The $50 bottle (750 ml.) features a spirit that is light amber in color with a nose of fresh popcorn, red berries, and baking spices. Flavors include butterscotch, fresh sugar cane, custard, rubber, and banana.

It has a notably velvety mouthfeel and excellent balance. The finish is long and rich with nougat and candied apple sweetness.

I suppose you could use it in cocktail (I’m sure it would be excellent in a daiquiri) but, honestly, that would be a waste of a spirit that is best enjoyed neat. It’s a fine example of aged rhum agricole, worth seeking out (it can be a little tricky to find) for all fans of aged rum, especially for those looking to go beyond the molasses-derived offerings that usually make up the higher end of most run bars’ offerings.

Pair it with a balanced medium-bodied cigar. Suggested pairings include Cabaiguan, Davidoff Colorado Claro, El Güegüense, and the Cuban Romeo y Julieta Short Churchill.

Patrick S

photo credit: Stogie Guys

Cigar Spirits: Nikka From The Barrel

17 Jul 2019

Bubble. Boom. Whatever you want to call it, whiskey has been on the upswing for years. And, recently, Japanese whiskey in particular has been a victim of the realities of supply and demand.

Some combination of branding, style, distribution, and long-overdue recognition has catapulted Japanese whiskey from an oddity to a sought-after luxury in recent years. That culminated last year when Nikka From the Barrel was designated 2018 Whiskey of the Year by Whiskey Advocate.

The 51.4% ABV spirit demonstrates many of the mysteries and anomalies of Japanese whiskey. The blended whiskey is produced by Nikka Whisky Distilling, but few details are available beyond that.

While all Japanese whiskey meets the legal definition of whiskey (distilled malt or grain aged in oak barrels), the fact is there are few requirements beyond some step in the process taking place in Japan. Japanese whiskey can be single malt, grain whiskey, or a blend, and it can even be aged or distilled in Japan or elsewhere. (Yes, that Japanese whiskey you are drinking may have started in Canada, Ireland, or Scotland.)

In short, it’s the wild west (or perhaps wild far east) of whiskey. The reputation of what’s in the bottle is far more dependent on the label than the region or Japanese designation. With supplies of Japanese-distilled whiskey dwindling, there is every reason for consumers to be skeptical of that new Japanese whiskey you come across.

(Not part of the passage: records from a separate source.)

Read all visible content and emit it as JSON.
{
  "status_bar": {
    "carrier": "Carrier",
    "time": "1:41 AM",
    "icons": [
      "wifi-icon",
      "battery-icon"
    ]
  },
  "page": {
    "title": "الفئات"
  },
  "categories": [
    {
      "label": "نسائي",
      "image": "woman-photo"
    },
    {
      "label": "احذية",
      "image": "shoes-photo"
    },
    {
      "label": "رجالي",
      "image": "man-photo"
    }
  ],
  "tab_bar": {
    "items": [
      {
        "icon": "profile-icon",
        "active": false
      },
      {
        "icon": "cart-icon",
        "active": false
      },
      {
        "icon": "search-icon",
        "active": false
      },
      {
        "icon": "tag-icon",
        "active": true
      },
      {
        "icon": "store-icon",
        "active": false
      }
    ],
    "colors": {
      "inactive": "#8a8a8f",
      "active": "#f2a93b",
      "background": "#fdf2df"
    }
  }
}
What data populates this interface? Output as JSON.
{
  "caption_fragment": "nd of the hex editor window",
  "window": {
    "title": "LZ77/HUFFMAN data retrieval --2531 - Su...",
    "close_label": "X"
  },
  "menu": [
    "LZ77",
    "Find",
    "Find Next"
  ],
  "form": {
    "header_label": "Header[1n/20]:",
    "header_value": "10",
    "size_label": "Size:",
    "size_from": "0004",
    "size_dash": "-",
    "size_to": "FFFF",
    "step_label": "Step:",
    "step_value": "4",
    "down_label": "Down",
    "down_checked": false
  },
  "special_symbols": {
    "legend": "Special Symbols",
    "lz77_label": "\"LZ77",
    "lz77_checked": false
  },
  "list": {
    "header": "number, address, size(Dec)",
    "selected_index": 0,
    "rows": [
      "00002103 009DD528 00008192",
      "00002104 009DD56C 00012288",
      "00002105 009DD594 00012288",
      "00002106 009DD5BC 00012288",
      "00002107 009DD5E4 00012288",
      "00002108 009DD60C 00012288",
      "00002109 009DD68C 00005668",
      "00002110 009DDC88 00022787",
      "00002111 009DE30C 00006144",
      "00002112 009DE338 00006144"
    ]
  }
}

However, Nikka From The Barrel doesn’t suffer any lack of reputation or pedigree, as detailed in Whiskey Advocate‘s write-up: “In 1985, Nikka Whisky Distilling Company’s blending team, led by Shigeo Sato, designed this whisky using both malt and grain whiskies produced at Nikka’s Yoichi and Miyagikyo Distilleries. When taking into account the full array of casks—bourbon barrels, sherry butts, refill hogsheads, and more—over 100 different constituent whiskies are enlisted.”

The result is an amber whiskey with a rich nose full of sherry and bourbon-y vanilla with hints of hints of seaweed and sulphur. On the palate you’ll find a balanced, complex combination of flavors with ginger, stonefruit, oak, tobacco, and red fruit. The finish is clean and balanced with lingering ginger and light wood spice.

It is without a doubt an enjoyable whiskey, and the price ($80) isn’t unwarranted given the hype of Japanese whiskey (though, at that price, there are quite a few scotch single malts I’d prefer). With this bottle being increasingly hard to find, you certainly shouldn’t be eager to pay more than that suggested retail price.

Pair it with a medium-bodied or even mild cigar if you want to appreciate all the nuanced flavors that Nikka From The Barrel can reveal. Some suggestions include: Aging Room Bin No. 1 B Minor, Cabaiguan, Cohiba Siglo, Illusione Epernay, Paul Garmirian Gourmet, and Warped Futuro.

Patrick S

photo credit: Stogie Guys